The year 2010 marks the twenty-first consecutive year that teachers from around the country increase their knowledge of space education through the LiftOff Summer Institute. Blanco resident, Andrea Perez, was one of the educators selected to participate in this year’s program.
LiftOff 2010 Design a Space Mission, a collaborative effort of Texas Space Grant Consortium members and affiliates, NASA, Lunar and Planetary Institute, and industry, are workshops organized around an aerospace or space science theme drawn from NASA’s diverse engineering and scientific research programs. The program combines the strengths of collaborators to enrich teaching and learning of science, mathematics, and technology.

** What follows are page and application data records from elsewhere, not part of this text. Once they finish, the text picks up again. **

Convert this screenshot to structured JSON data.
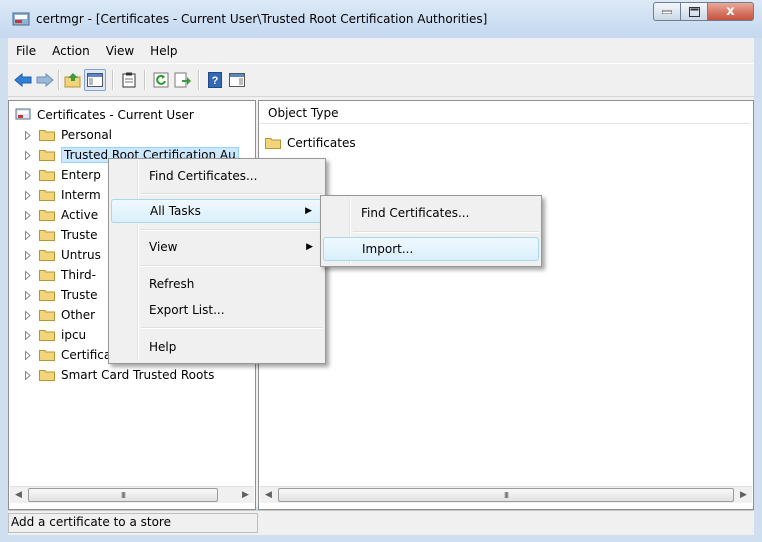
{
  "window": {
    "title": "certmgr - [Certificates - Current User\\Trusted Root Certification Authorities]",
    "close_glyph": "x"
  },
  "menubar": [
    "File",
    "Action",
    "View",
    "Help"
  ],
  "tree": {
    "root": "Certificates - Current User",
    "items": [
      "Personal",
      "Trusted Root Certification Au",
      "Enterp",
      "Interm",
      "Active",
      "Truste",
      "Untrus",
      "Third-",
      "Truste",
      "Other",
      "ipcu",
      "Certificate Enrollment Reques",
      "Smart Card Trusted Roots"
    ]
  },
  "list": {
    "column_header": "Object Type",
    "items": [
      "Certificates"
    ]
  },
  "context_menu": {
    "items": [
      "Find Certificates...",
      "All Tasks",
      "View",
      "Refresh",
      "Export List...",
      "Help"
    ]
  },
  "submenu": {
    "items": [
      "Find Certificates...",
      "Import..."
    ]
  },
  "scroll": {
    "thumb_glyph": "III"
  },
  "status": {
    "text": "Add a certificate to a store"
  },
  "colors": {
    "title_bg": "#c4d8ef",
    "close_red": "#c7503a",
    "selection": "#cce8ff",
    "menu_highlight": "#daf0fc",
    "folder_yellow": "#f2d57a"
  }
}
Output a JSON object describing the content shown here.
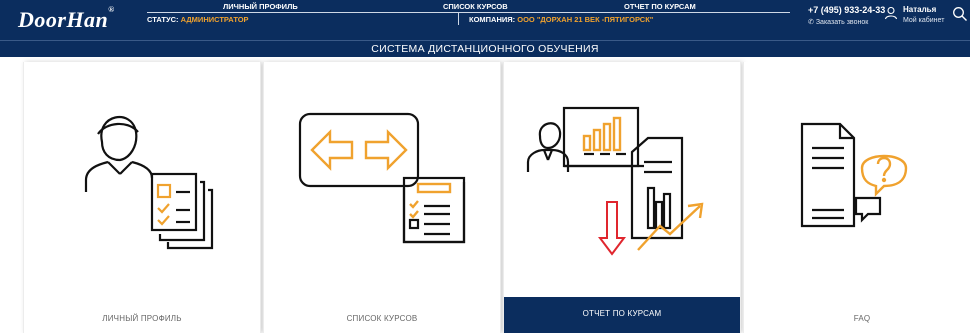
{
  "header": {
    "logo": "DoorHan",
    "logo_mark": "®",
    "nav": [
      {
        "label": "ЛИЧНЫЙ ПРОФИЛЬ"
      },
      {
        "label": "СПИСОК КУРСОВ"
      },
      {
        "label": "ОТЧЕТ ПО КУРСАМ"
      }
    ],
    "status_label": "СТАТУС:",
    "status_value": "АДМИНИСТРАТОР",
    "company_label": "КОМПАНИЯ:",
    "company_value": "ООО \"ДОРХАН 21 ВЕК -ПЯТИГОРСК\"",
    "phone": "+7 (495) 933-24-33",
    "callback": "Заказать звонок",
    "user_name": "Наталья",
    "cabinet": "Мой кабинет"
  },
  "subtitle": "СИСТЕМА ДИСТАНЦИОННОГО ОБУЧЕНИЯ",
  "cards": [
    {
      "label": "ЛИЧНЫЙ ПРОФИЛЬ",
      "icon": "user-document-icon"
    },
    {
      "label": "СПИСОК КУРСОВ",
      "icon": "course-list-icon"
    },
    {
      "label": "ОТЧЕТ ПО КУРСАМ",
      "icon": "report-chart-icon",
      "active": true
    },
    {
      "label": "FAQ",
      "icon": "faq-icon"
    }
  ],
  "colors": {
    "navy": "#0b2d5e",
    "accent": "#f0a22e",
    "arrow": "#e0262e"
  }
}
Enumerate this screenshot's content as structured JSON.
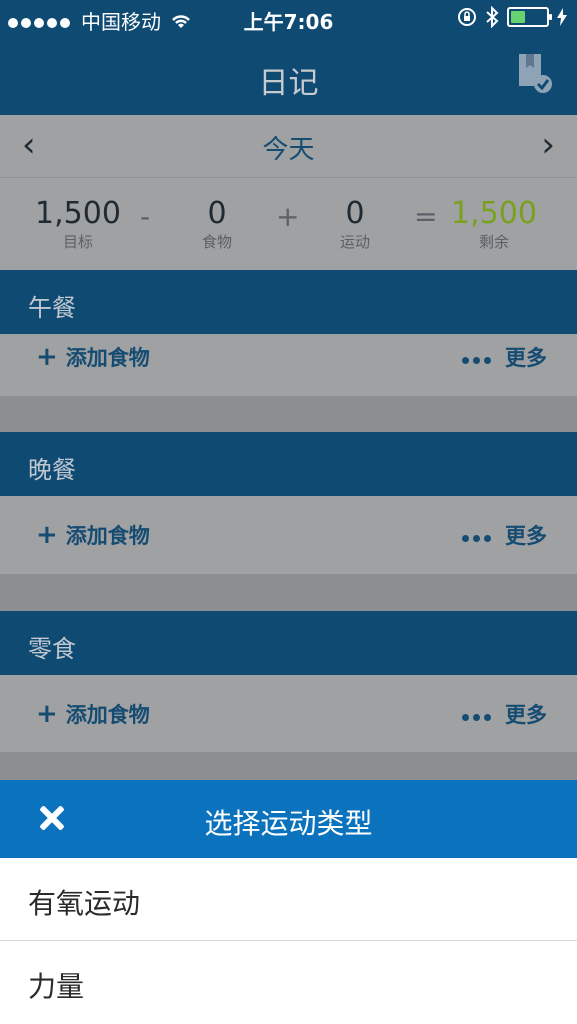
{
  "status_bar": {
    "carrier": "中国移动",
    "time": "上午7:06"
  },
  "nav": {
    "title": "日记",
    "bookmark_icon": "bookmark-check-icon"
  },
  "date_nav": {
    "today": "今天",
    "prev_icon": "chevron-left-icon",
    "next_icon": "chevron-right-icon"
  },
  "summary": {
    "goal": {
      "value": "1,500",
      "label": "目标"
    },
    "minus": "-",
    "food": {
      "value": "0",
      "label": "食物"
    },
    "plus": "+",
    "exercise": {
      "value": "0",
      "label": "运动"
    },
    "equals": "=",
    "remaining": {
      "value": "1,500",
      "label": "剩余",
      "color": "#7aa11e"
    }
  },
  "sections": [
    {
      "title": "午餐",
      "add_label": "添加食物",
      "more_label": "更多"
    },
    {
      "title": "晚餐",
      "add_label": "添加食物",
      "more_label": "更多"
    },
    {
      "title": "零食",
      "add_label": "添加食物",
      "more_label": "更多"
    }
  ],
  "sheet": {
    "title": "选择运动类型",
    "close_icon": "close-icon",
    "items": [
      {
        "label": "有氧运动"
      },
      {
        "label": "力量"
      }
    ]
  },
  "colors": {
    "navy": "#0f4a73",
    "sheet_blue": "#0b72bd",
    "remaining_green": "#7aa11e"
  }
}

The weeklong series included workshops, hands-on activities, and field trips, featuring presentations by NASA scientists and astronauts working on various missions. The week included presentations from engineers at Johnson Space Center featuring all phases of space mission design, from past missions to upcoming exploration missions. The week began with NASA engineer, Tom Hansen who spoke about “Why We Go to Space.” Astronaut Clayton Anderson previously spent a 152 day tour of duty aboard the International Space Station where he performed 3 spacewalks. In April he launched on the STS-131 Space Shuttle Discovery which executed a resupply mission to the ISS, launching at night from Kennedy Space Center. Anderson performed 3 EVAs during this mission and logged 20 hours and 17 minutes of extravehicular activity. The STS-131 mission was accomplished in 15 days, 2 hours, 47 minutes, 10 seconds, and traveled 6,232,234 statute miles over 238 orbits.
Lunar and Planetary Institute scientist, Walter Keifer, provided background information about the formation of the moon and what we learned from Apollo Science, followed by Christina Shupla who conducted “Ice and Seek” activities. NASA JSC speakers included: Ben Peters who shared information about Space Suit Design, David “Duck” Mittlefehldt who shared information about the Mars MER mission, and Neal Pellis who spoke about Space Cell Biology. Aerospace Education Specialist Mike McGlone shared NASA STEM educational activities while Paige Graff conducted activities from the Expedition Earth and Beyond and Mars Student Imaging projects.
NASA Johnson Space Center hosted the educators for a tour of the Neutral Buoyancy Laboratory, Historical Apollo Mission Control, Shuttle Flight Control, Habitability and Environmental Factors Division, and the Space Vehicle Mock up Facility.
Teachers had the opportunity to visit the Houston Museum of Natural Science to conduct a simulated mission to the Moon and Mars in the Challenger Center, watch the Hubble 3-D movie and visit exhibits. Teachers also visited Space Center Houston and NASA Educator Resource Center to complete the week. Forty-six teachers participated in this weeklong event. The LiftOff workshops prove that the excitement that teachers and students feel about space science and exploration can be tapped to enrich science, technology, engineering, and math classes. The workshops also provide teachers the rare – and for some, unique – opportunity to spend a week working with professional scientists and engineers.
This nationally competitive, educational training for teachers is sponsored by the Texas Space Grant Consortium. Additional information about the LiftOff summer institute is available from the internet at the following URL: http://www.tsgc.utexas.edu/liftoff/ . Mrs. Perez said, “I highly recommend this teacher training opportunity. It was the best week of training I have ever participated in.”